So I’ve been on ADN for a few weeks now; most recently active once good clients for iOS started to come out.
Thus far, my preference is on Felix, an elegant little app that implements a lot of the niceties of modern app design; it reminds me a lot of Reeder. NetBot also came out recently, and we’ve seen a huge swell of new users. I’d call these two the top apps at the moment.
I’m also using #moApp on the desktop; reminiscent of Twitter.app, but definitely alpha code.
It’s early days. Things will improve; I’m looking forward to it.
ADN is surprisingly appealing. It’s reaching back to when the global stream on Twitter was still consumable, when conversations could be started by replying at random to interesting tweets by people you didn’t know. Twitter was open, without technology separating people; conversation was king.
Something changed as Twitter moved towards media interests. We were isolated from our friends’ conversations; the global feed blanked out, restricted only to “preferred partners.” Communities were stratified; discovery vanished into physical meetings and happenstance.
We were there to be broadcast to, celebrities and brands ruling the day.
ADN isn’t that; the media managers haven’t arrived, the brands and celebrities haven’t infected the space, and I can still follow the global feed, find people I didn’t know.
It’s reminding me what I lost when Twitter changed, what we used to have. I missed seeing people I follow having conversations, interacting with each other. I miss snippets and half-seen threads, the vibrancy of thought and communication.
New viewpoints no longer reach my feed; without provocative speech whipping into the ether, there’s no retweets. Without controversy, there’s no signal, no new voices responding, questioning, or communicating.

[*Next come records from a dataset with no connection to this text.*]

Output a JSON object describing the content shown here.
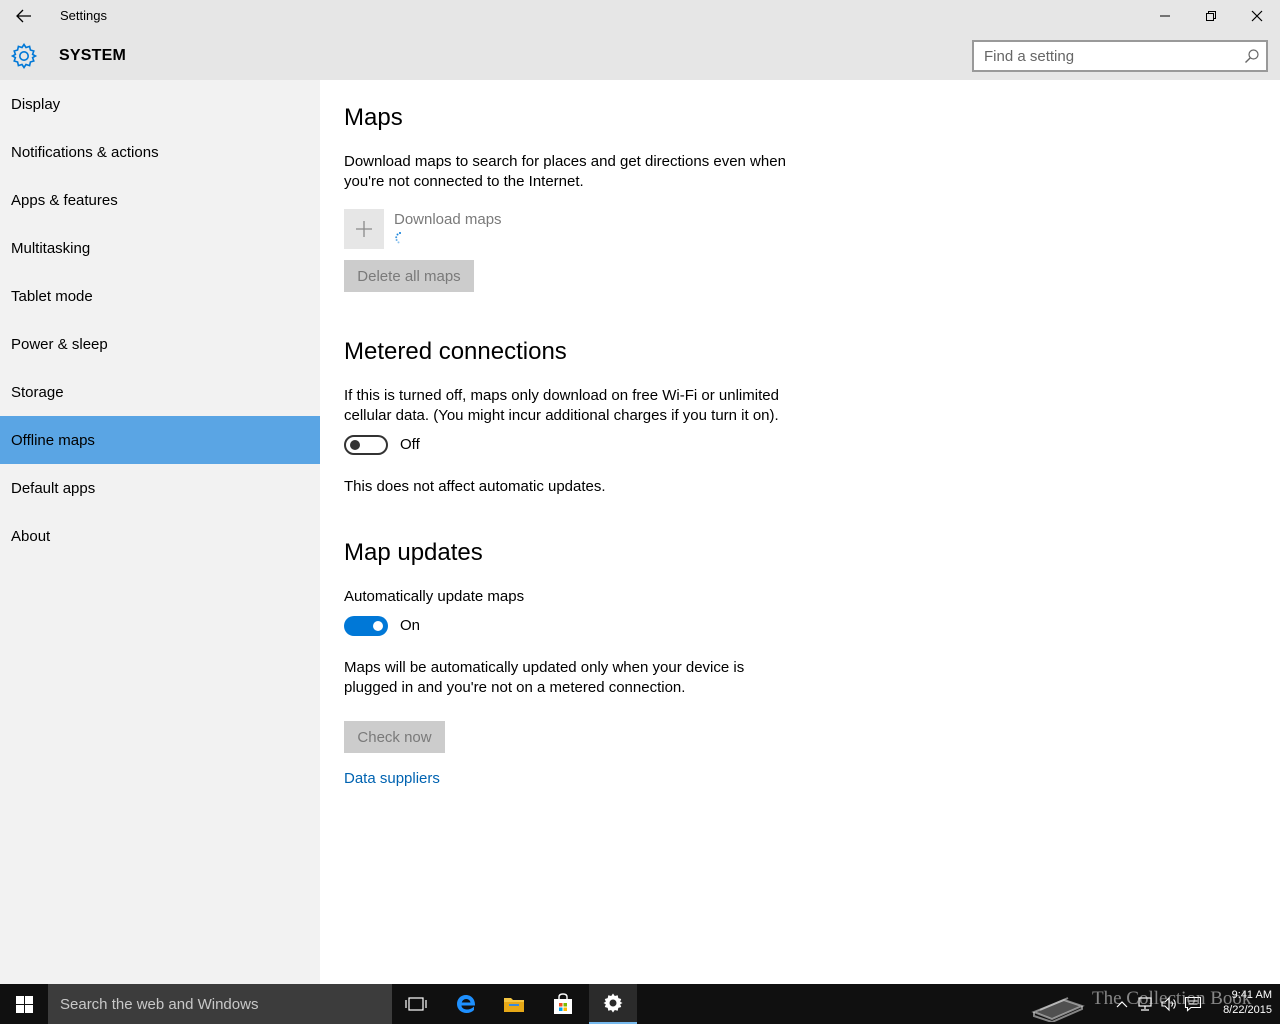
{
  "window": {
    "title": "Settings",
    "section": "SYSTEM",
    "search_placeholder": "Find a setting"
  },
  "sidebar": {
    "items": [
      {
        "label": "Display"
      },
      {
        "label": "Notifications & actions"
      },
      {
        "label": "Apps & features"
      },
      {
        "label": "Multitasking"
      },
      {
        "label": "Tablet mode"
      },
      {
        "label": "Power & sleep"
      },
      {
        "label": "Storage"
      },
      {
        "label": "Offline maps",
        "selected": true
      },
      {
        "label": "Default apps"
      },
      {
        "label": "About"
      }
    ]
  },
  "main": {
    "maps": {
      "heading": "Maps",
      "description": "Download maps to search for places and get directions even when you're not connected to the Internet.",
      "download_label": "Download maps",
      "delete_button": "Delete all maps"
    },
    "metered": {
      "heading": "Metered connections",
      "description": "If this is turned off, maps only download on free Wi-Fi or unlimited cellular data. (You might incur additional charges if you turn it on).",
      "toggle_state": "Off",
      "toggle_on": false,
      "note": "This does not affect automatic updates."
    },
    "updates": {
      "heading": "Map updates",
      "auto_label": "Automatically update maps",
      "toggle_state": "On",
      "toggle_on": true,
      "description": "Maps will be automatically updated only when your device is plugged in and you're not on a metered connection.",
      "check_button": "Check now",
      "data_suppliers_link": "Data suppliers"
    }
  },
  "taskbar": {
    "search_placeholder": "Search the web and Windows",
    "time": "9:41 AM",
    "date": "8/22/2015",
    "watermark": "The Collection Book"
  },
  "colors": {
    "accent": "#0078d7",
    "selected_nav": "#5aa5e4",
    "link": "#0063b1",
    "sidebar_bg": "#f2f2f2",
    "header_bg": "#e6e6e6",
    "taskbar_bg": "#101010"
  }
}
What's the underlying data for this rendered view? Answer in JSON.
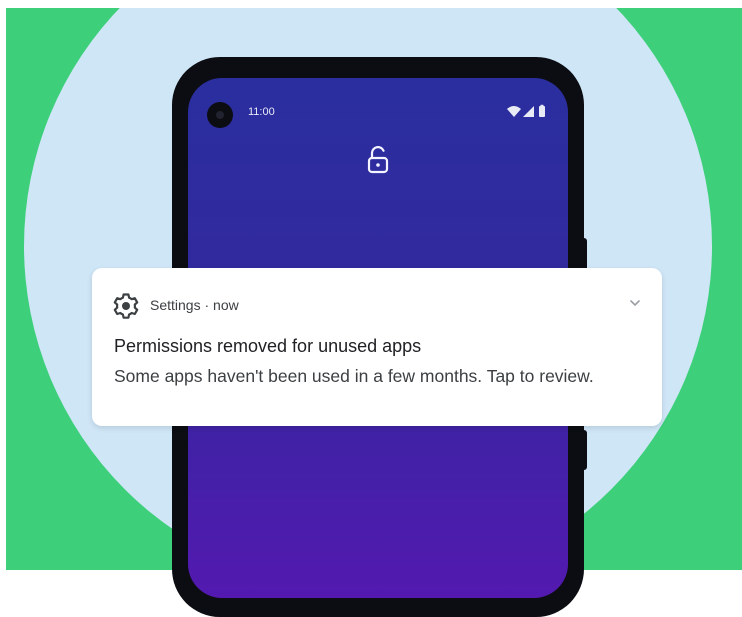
{
  "status_bar": {
    "time": "11:00"
  },
  "notification": {
    "app_name": "Settings",
    "separator": " · ",
    "timestamp": "now",
    "title": "Permissions removed for unused apps",
    "body": "Some apps haven't been used in a few months. Tap to review."
  },
  "icons": {
    "app": "gear-icon",
    "expand": "chevron-down-icon",
    "lock": "unlocked-padlock-icon",
    "wifi": "wifi-icon",
    "signal": "cellular-signal-icon",
    "battery": "battery-icon",
    "camera": "front-camera"
  },
  "colors": {
    "background": "#3ecf7a",
    "circle": "#cfe6f7",
    "phone_frame": "#0c0d12",
    "screen_top": "#2a2e9e",
    "screen_bottom": "#5319b0",
    "notification_bg": "#ffffff",
    "text_primary": "#202124",
    "text_secondary": "#3c4043"
  }
}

Monetization of the graph drives these changes, the snippets of Trending, endless consumption. A conversation isn’t desired; I’m ignoring Partner Messaging. Making conversation hard made mining the data easier, makes the data more valuable.
ADN gives back those old days. I can reach into the feed, speak into the feed, be heard, be answered. I don’t need controversy to drive a conversation, honest questions are enough.
I’ve met over a hundred new people in the short weeks since I joined. A hundred! Compared to 20, perhaps 30 on Twitter over the last year.
Twitter discourages conversations among multiple people. Comments are directed to me alone; like emails that I can re-broadcast. It takes extra effort to make that signal include others, to bring the conversation wider. My exposure to the new is kept low; those 20 to 30 were from physical meets, events I attended.
It’s never about me communicating, on Twitter. I’m a cog, a pair of eyeballs to consume media.
I’m enjoying ADN because it changes that dynamic; I’m their customer. I have the power to reshape the service, to build new technologies, even to prevent the cultural collapse that Twitter is experiencing.
I just talk to people, and they can talk to me, and we can all talk to each other. The stratification is gone; the “Internet Celebrity” effect is gone. It’s people, talking freely.
On ADN, a new account costs at least $5. On Twitter, it’s free, it shows, with garbage blasted into the network faster than it can be removed. The wall of money will either keep spam low, or drive even more identity theft and fraud.
I hope for the former.
It will fade, of course, as all things do. The brands will come, the media managers with their adherence to follower counts and mining social data. The global feed will grow beyond anyone’s ability to read it.
They’ll try to turn it to Twitter, twisted to their anti-community desires. Another broadcast platform, another Hydra head of “brand.”
I’ll miss interesting ideas.
But for now, we can enjoy every minute of it.